“My media consultant was Joe Trippi. We had many heated debates throughout the campaign about what to do, what not to do but I give him so much credit because he saved me from myself many times. And he also came up with ads — you were talking earlier about the difference between good ads and not so good ads. People have come up to me and told me, you know, I was brushing my teeth and I saw your ad come on, and I actually stopped brushing my teeth because it caught my interest … and I really wanted to listen and hear what you had to say.”
Last week we read the first part of Tom Mann & Norm Ornstein’s new book “It’s Even Worse Than It Looks” and asked the question: who’s to blame for the current acrimony and dysfunction in Congress.
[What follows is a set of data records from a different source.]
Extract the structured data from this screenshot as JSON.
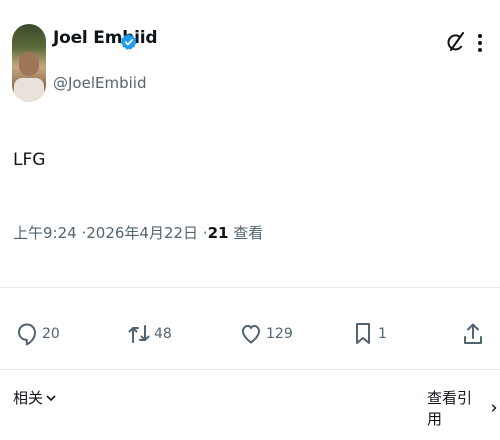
{
  "author": {
    "name": "Joel Embiid",
    "handle": "@JoelEmbiid",
    "verified": true
  },
  "tweet": {
    "text": "LFG",
    "time": "上午9:24",
    "date": "2026年4月22日",
    "views_count": "21",
    "views_label": "查看",
    "separator": "·"
  },
  "actions": {
    "replies": "20",
    "retweets": "48",
    "likes": "129",
    "bookmarks": "1"
  },
  "footer": {
    "related_label": "相关",
    "view_quotes_label": "查看引用"
  },
  "colors": {
    "text_primary": "#0f1419",
    "text_secondary": "#536471",
    "verified_blue": "#1d9bf0",
    "divider": "#e6ecf0"
  }
}
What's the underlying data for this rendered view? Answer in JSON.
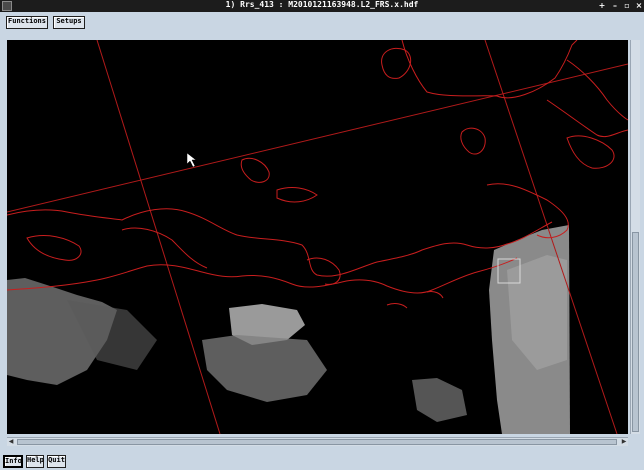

Everyone knows it’s there- and its gotten worse in the past few years. The discussion on the Copia page and on Twitter has been good. Predictably the partisans blame the other side. That’s to be expected. But the real question that emerged was whether the well has become too poisoned for either party to really take control and get stuff done again. What I’m saying is- and this is the really big concern if you talk to people in Washington right now- that regardless of who wins the election, Obama or Romney, the other side is just not going to allow for anything to get passed, for nothing to be accomplished. In fact, it will get even worse.
Which leads into this week’s discussion- and the second half of the book, which we’re reading this week. What to do about it. What I like about Mann and Ornstein is that they don’t just take the rosy answers you sometimes hear and run with it. They don’t say “we need a third party”- a nice idea, but as we saw with the failed Americans Elect effort, it’s no easy feat. They don’t say “take all money out of politics” again it’s a nice idea but it’s not going to happen overnight. Instead they really look at the problem and say, ok, what are the 1, 2, 3 things that we could do- today- and maybe with a little bit of work get the other side to come with us- that would really make a big difference.
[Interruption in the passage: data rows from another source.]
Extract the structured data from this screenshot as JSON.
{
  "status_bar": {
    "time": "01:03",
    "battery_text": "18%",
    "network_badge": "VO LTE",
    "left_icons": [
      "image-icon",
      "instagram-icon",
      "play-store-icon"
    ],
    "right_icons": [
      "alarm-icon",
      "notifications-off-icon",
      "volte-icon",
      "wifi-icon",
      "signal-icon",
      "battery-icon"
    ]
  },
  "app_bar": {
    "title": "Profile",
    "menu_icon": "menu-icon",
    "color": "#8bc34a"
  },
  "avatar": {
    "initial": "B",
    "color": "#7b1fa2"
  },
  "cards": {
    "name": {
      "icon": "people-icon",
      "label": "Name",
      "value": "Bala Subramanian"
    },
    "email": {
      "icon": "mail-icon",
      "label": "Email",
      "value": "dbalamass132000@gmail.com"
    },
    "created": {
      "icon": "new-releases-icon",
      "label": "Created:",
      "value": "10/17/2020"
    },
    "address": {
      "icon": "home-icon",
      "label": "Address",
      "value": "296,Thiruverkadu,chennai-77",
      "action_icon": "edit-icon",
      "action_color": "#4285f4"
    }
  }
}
This week as we’re reading the second section and finishing up the book- keep these questions in mind. Do you agree with the authors that there are actions all of us can take to help turn things around? Things like using our networks to force change in the political climate, working towards recreating the public square where there is genuine forum and debate among people, and getting former members of Congress involved in almost a “shadow Congress” to continue discussion and debate even when their terms are up? Also- continuing the question from last week- do you agree that it’s the Republican party that must change first if our democracy truly is going to regain it’s health? That’s a bold argument that’s made towards the end of the final chapters- but it’s maybe the post important in the book.
Keep this in mind as you read this week. Then we’ll wrap things up with a final discussion post early next week- just as the Republican Convention is getting underway in Tampa.
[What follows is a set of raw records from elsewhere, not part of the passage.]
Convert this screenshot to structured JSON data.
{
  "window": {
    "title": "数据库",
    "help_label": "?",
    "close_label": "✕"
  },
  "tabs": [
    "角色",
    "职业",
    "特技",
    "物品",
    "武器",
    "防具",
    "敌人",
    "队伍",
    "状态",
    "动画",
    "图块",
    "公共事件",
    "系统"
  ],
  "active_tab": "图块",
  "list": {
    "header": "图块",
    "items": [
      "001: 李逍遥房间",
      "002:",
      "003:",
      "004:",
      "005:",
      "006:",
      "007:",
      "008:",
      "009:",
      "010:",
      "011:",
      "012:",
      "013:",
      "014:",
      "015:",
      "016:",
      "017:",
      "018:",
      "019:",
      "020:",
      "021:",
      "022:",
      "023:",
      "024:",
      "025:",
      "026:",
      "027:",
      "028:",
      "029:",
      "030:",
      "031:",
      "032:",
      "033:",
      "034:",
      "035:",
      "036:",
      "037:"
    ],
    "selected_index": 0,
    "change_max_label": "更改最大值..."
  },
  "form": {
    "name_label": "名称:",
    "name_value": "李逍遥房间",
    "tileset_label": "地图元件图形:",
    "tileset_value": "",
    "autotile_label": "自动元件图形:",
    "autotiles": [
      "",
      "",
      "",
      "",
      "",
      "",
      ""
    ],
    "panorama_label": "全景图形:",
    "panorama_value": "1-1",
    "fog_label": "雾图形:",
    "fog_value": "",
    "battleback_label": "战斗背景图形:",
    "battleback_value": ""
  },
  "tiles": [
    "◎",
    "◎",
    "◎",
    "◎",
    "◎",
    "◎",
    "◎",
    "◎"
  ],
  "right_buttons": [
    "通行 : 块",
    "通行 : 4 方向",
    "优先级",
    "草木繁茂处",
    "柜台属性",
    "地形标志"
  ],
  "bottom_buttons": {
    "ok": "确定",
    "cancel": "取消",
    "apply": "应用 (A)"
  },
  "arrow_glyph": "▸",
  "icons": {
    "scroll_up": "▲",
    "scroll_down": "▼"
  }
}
Join or log on to your account on TheCopia.com to read along and join the discussion:
1/ Sign-Up: If you haven’t already created a free account on TheCopia.com, you can sign up at thecopia.com/trippi.
2/ Download the book: Once you create your account, you’ll need to do two things in order to read the book along with us. You need to download an app or reader from Copia. (Instructions at: http://www.thecopia.com/about/applications.html) and then you need to download our book. Just search in the library for “It’s Even Worse Than It Looks” and click download. This is the only way that you’ll be able to see my in-page comments.
3/ Join the Discussion: All of the discussion questions will be posted in my group onthecopia.com.
4/ Read With Us: Last week (August 14-20) we read until page 85 (Part I: The Problem). This week (August 21-27) we’ll read the rest (Part II: What to Do About It).
If you have any questions or have an idea for the club, feel free to email firstname.lastname@example.org.